Pregnancy is a wonderful time, but unfortunately, sometimes it can be hard to fall asleep. Many women face sleep problems in pregnancy, especially during the first and third trimesters. In fact, a poll carried out by the National Sleep Foundation reported that 78% of women find their sleep is disturbed more during pregnancy than at any other time.
Your body changes so much when you’re pregnant. Insomnia is very common and can be brought on by a range of problems, such as back pain, leg cramps, vivid dreams and the need to go to the loo a lot. Physical and mental exhaustion can catch up with you too.
If you’re looking for pregnancy sleeping tips, you’ve come to the right place. Here are some of our favourite ways to prevent sleep problems in pregnancy – hopefully they’ll help you to catch those much needed zzz’s and make the most of your sleep each night.
Stick to a sleep schedule
Try regulating your body clock by getting up and going to sleep at the same time every day. It's always tempting to grab those lie-ins or stay up late when you’re fatigued but you may find it more difficult to sleep at night if you do. That said, if you're already struggling to get some shut-eye then it's fine to grab the extra sleep when you can get it.
Pregnancy is a life-changing experience. It's natural that thoughts about what’s to come might keep you up at night. It is very common to feel anxious and stressed during pregnancy, but try to remember that it’s perfectly normal and you’re not alone!
A good way to express worries is to write them down in a journal. Even better, talk to someone about them. Your partner might be having the same thoughts, or your parents might be able to shed some light on your concerns. Getting these anxious thoughts off your chest can help you put your mind at ease.
Avoid spicy foods and too much fluid at night
It’s good to drink plenty of water throughout the day but try to limit the amount of fluid you drink after 7pm – it’ll make a difference to the number of times you need the loo at night. Many pregnant women crave spicy food when they’re pregnant and it’s perfectly safe to eat, but this can give you indigestion and heartburn so it’s best to avoid too much spicy food in the evenings.

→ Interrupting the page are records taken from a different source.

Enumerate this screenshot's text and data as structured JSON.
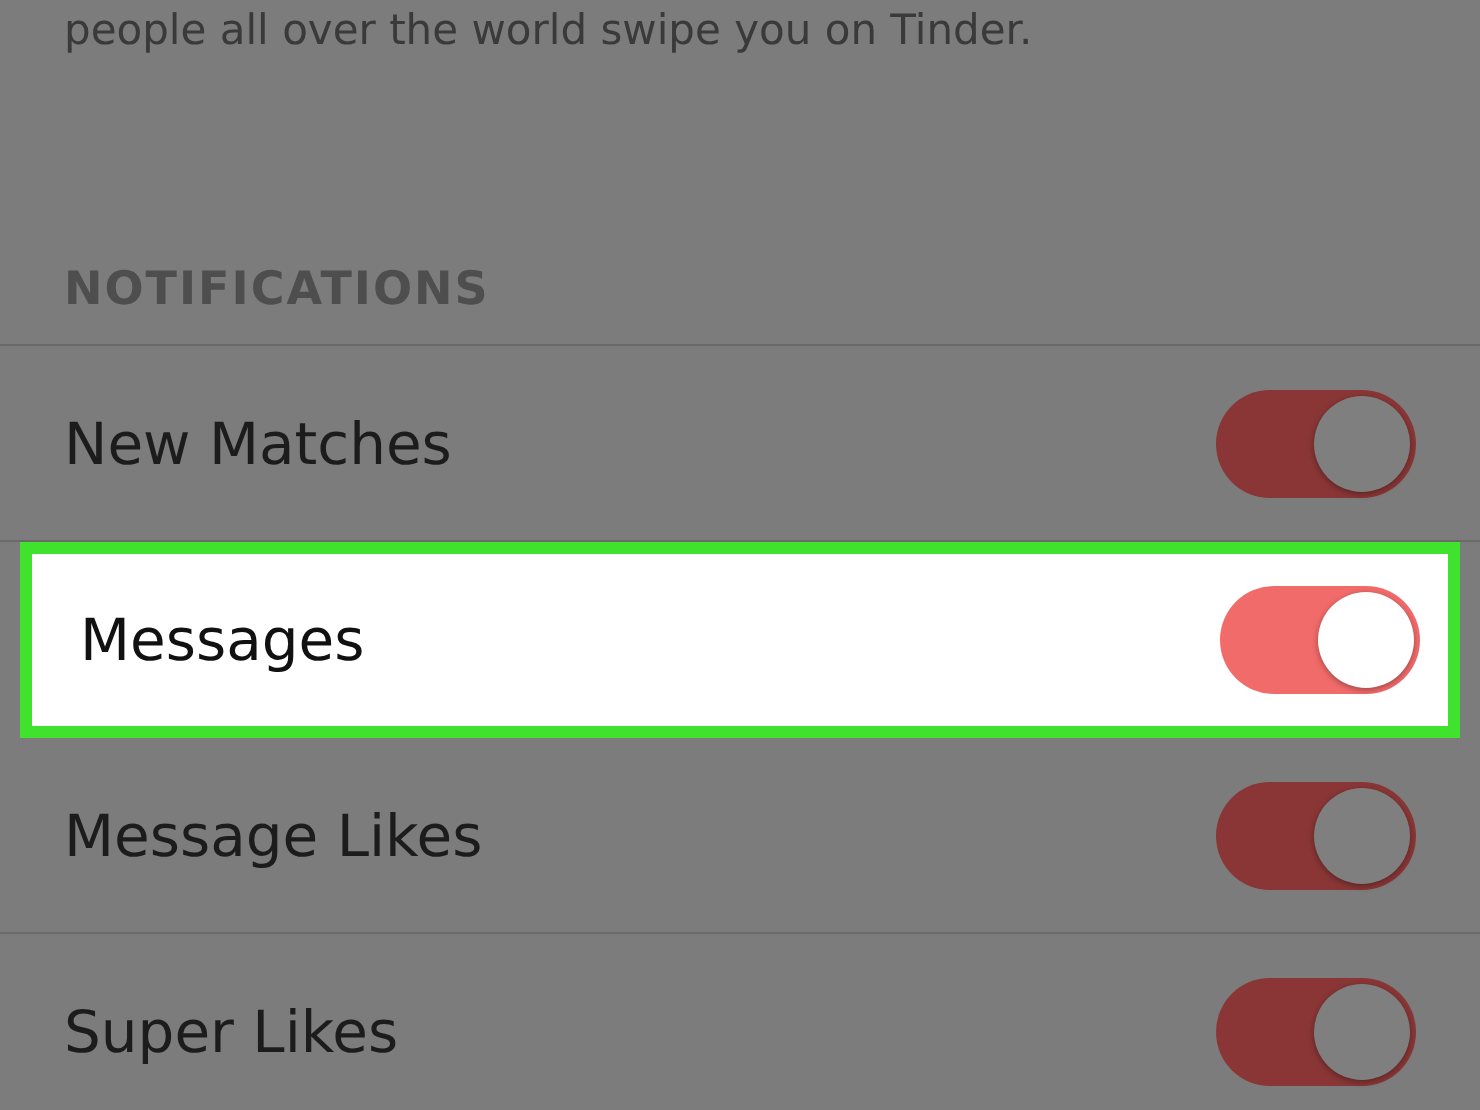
{
  "description": "people all over the world swipe you on Tinder.",
  "section": {
    "title": "NOTIFICATIONS"
  },
  "rows": [
    {
      "label": "New Matches",
      "on": true,
      "highlighted": false
    },
    {
      "label": "Messages",
      "on": true,
      "highlighted": true
    },
    {
      "label": "Message Likes",
      "on": true,
      "highlighted": false
    },
    {
      "label": "Super Likes",
      "on": true,
      "highlighted": false
    }
  ]
}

Maintain a night-time routine
Another one of our pregnancy sleeping tips is to establish a night-time routine. It's a good thing to pamper yourself a little before going to bed. You can do this by having a warm bath, listening to music and massaging our Secret Saviours Night Cream into your skin. Not only will this leave your bump feeling soft and supple, but it will provide some special bonding time with your baby. This pregnancy sleeping tip is the best way to relax you and get you in the mood for sleep. Remember to wind down an hour before bed so your mind and body are relaxed and ready for sleep.

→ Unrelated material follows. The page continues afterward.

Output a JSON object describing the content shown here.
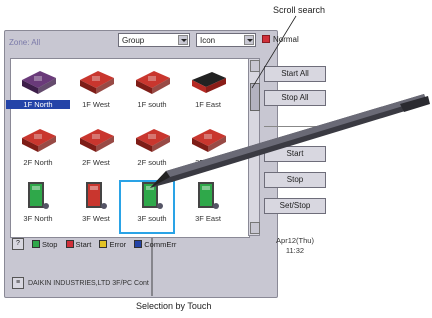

Sleep on your side
A big sleep problem in pregnancy is getting comfortable. It can be hard to find the right position to lie in when your bump is in the way. That’s why it’s recommended to sleep on your side. (left side is best)
During your third trimester sleeping on your back can increase your risk of stillbirth, so side sleeping is the best position in these last few weeks. Plus, lying on your side will be more comfortable, as your bump continues to grow. If side-sleeping doesn’t help we recommend you invest in a pregnancy pillow – this will take some of the stress off your bump and help relieve back pain too.
We all know about the benefits of exercise, especially during pregnancy. It helps alleviate many common problems, such as constipation, leg cramps, swelling of the ankles, as well as enhance your mood and improve circulation. But did you know that exercise will help you with sleep problems in pregnancy (make sure you finish three hours before bedtime)? You’ll find regular exercise helps you work off excess energy and tires you enough that you’ll fall into a deeper, more restful sleep.
Use your bed only for sleep
You’re lying in bed, just waking up from sleep. Before you know it, you’ve been watching TV, working on your laptop, or reading from bed. While this kind of setup is cosy, it also means that our beds are no longer just for sleeping. This convinces your brain that your bed isn’t a place to rest and relax.
Since technology is more accessible now than ever, we use our phones and computers everywhere. The artificial light from these screens helps keep us awake, so it’s recommended to turn off your screens at least an hour before bed. If you use your bed just for sleeping, it helps your brain recognise that your bedroom is a place to slow down, unwind, and most importantly, rest.
We hope these pregnancy sleep tips help you tackle your sleep problems in pregnancy and get some more much-needed shut-eye.
And if it’s the idea of stretch marks that keeps you up at night, there’s always our fantastic Stretch Mark Prevention Kit. 82% of women who use our 3-step system will come out of pregnancy stretch mark free making this your best insurance against those pesky scars.